Lighthouse Trail by Singapore Heritage Fest2014
A while back during the Singapore Heritage Festival 2014, National Heritage Board opened up free tours to visit the Raffles Lighthouse on Pulau Satumu which is usually off limit to the public. As part of the itinerary, we had a chance to sail by Sultan Shoal Lighthouse which I didn’t even know existed!
Due to overwhelming response, the good people at National Heritage Board organized more tours to ensure all individuals who tried registering in the middle of the night get to go!
Even though it is a free tour, it was well organized and a very enjoyable tour. The coach and ferry ride was comfortable and they even provided some light snacks!
We had a nice chat with the lighthouse keeper who shared on their island lifestyle! It is a pretty relaxing job where you get to enjoy an entire island! Haha.
This is the Raffles Lighthouse! It is so pretty! You will notice that there aren’t any photos which is taken from afar as there is this red communication tower on the side of the island and it is of high security! We were not allowed to take or post any pictures of the communication tower!
During the tour, we had a chance to walk around the island and enjoy the sea breeze!
On the island, there is also a small museum which holds some of the artifacts and story of the lighthouse. The highlight of the trip is when we were given the rare access to go up the Lighthouse!
This is the view from the top! From the lighthouse, we were able to see Pulau Senang. We were lucky to have bumped into a retiree participant who were sharing his experience on the days back in the 60s in Pulau Senang. If you look hard enough or with a binoculars, you can still some buildings on the island.

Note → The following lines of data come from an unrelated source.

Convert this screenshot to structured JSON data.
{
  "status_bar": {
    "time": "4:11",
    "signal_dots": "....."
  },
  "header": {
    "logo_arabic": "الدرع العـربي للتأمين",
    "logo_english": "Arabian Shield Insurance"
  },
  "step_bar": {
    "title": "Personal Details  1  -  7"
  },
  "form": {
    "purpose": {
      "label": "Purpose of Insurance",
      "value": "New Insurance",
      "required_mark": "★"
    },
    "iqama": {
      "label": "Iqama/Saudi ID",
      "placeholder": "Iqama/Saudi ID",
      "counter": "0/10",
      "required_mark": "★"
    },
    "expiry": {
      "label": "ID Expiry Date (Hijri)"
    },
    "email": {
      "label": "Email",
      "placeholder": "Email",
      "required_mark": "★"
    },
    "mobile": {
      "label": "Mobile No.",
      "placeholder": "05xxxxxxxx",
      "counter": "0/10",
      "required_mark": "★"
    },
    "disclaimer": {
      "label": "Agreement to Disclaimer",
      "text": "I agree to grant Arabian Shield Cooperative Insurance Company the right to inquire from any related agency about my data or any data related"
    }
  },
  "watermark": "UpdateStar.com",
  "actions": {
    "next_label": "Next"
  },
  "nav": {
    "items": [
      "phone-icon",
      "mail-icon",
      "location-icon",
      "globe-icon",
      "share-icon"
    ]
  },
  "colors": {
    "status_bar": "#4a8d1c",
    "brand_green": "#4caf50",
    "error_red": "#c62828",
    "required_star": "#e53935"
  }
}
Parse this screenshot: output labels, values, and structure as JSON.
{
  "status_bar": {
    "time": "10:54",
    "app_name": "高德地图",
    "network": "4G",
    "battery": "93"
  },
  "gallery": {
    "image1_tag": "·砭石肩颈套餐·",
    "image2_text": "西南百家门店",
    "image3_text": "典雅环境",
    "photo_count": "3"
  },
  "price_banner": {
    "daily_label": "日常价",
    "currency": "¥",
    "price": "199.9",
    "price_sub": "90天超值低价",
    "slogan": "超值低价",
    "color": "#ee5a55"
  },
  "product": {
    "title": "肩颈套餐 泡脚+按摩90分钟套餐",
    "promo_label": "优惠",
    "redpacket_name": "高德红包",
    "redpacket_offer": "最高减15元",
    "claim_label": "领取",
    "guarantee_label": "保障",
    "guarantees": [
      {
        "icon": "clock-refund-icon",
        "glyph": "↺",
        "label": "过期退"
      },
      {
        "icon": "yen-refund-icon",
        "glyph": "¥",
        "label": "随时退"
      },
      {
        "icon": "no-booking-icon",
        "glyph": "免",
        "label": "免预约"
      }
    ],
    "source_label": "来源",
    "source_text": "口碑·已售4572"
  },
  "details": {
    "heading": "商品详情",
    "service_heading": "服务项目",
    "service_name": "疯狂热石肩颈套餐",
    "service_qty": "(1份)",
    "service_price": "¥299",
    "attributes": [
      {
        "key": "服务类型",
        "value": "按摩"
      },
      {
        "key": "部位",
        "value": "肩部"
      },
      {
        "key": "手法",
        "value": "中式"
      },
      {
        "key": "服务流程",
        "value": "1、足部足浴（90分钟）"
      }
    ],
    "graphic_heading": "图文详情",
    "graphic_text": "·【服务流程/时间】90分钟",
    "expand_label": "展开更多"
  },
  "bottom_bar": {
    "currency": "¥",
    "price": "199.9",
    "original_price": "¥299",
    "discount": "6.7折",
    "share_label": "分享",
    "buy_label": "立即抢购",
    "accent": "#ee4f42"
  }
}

Unknown to many of our generation, Pulau Senang has a dark history. I was very intrigued by the story and decided to do some digging in Google. Here are some interesting history of Pulau Senang
“Pulau Senang was a penal experiment where prisoners were allowed to roam freely on the island. It was thought that detainees could be reformed through manual labour.
The settlement started on 18 May 1960, when 50 detainees arrived with Superintendent Daniel Dutton. Over the next three years, the number of detainees rose to 320, and they transformed the island into an attractive settlement.
Believing that through hard work, the detainees could be reformed. Dutton removed arms from the guards. On 12 July 1963, a group of some 70 to 90 detainees rioted and burned down most of the buildings. They hacked Dutton to death and killed two other officers. 58 people were accused of rioting and murdering Dutton and officers Arumugan Veerasingham and Tan Kok Hian.
Because of the large number of the accused, a special dock had to be constructed for them. The case went to trial on 18 November and lasted an unprecedented 64 days. On 12 March 1964, the seven-member jury found 18 of the accused guilty of murder, 18 guilty of rioting with deadly weapons and 11 guilty of rioting. The remaining 11 accused were acquitted. Those found guilty of murder were sentenced to death, while those found guilty of rioting with deadly weapons were sentenced to three years of imprisonment; the rest to two years of imprisonment.
Most of those involved in the rioting were members of secret societies who were detained without trial and had no hope of leaving the island. As a result of the riots, the penal experiment came to an abrupt end.”
More details of the history of Pulau Senang can be found here. Definitely an interesting read to learn more about Singapore!
We enjoyed ourselves in this tour and am looking forward to more of such tours in the future!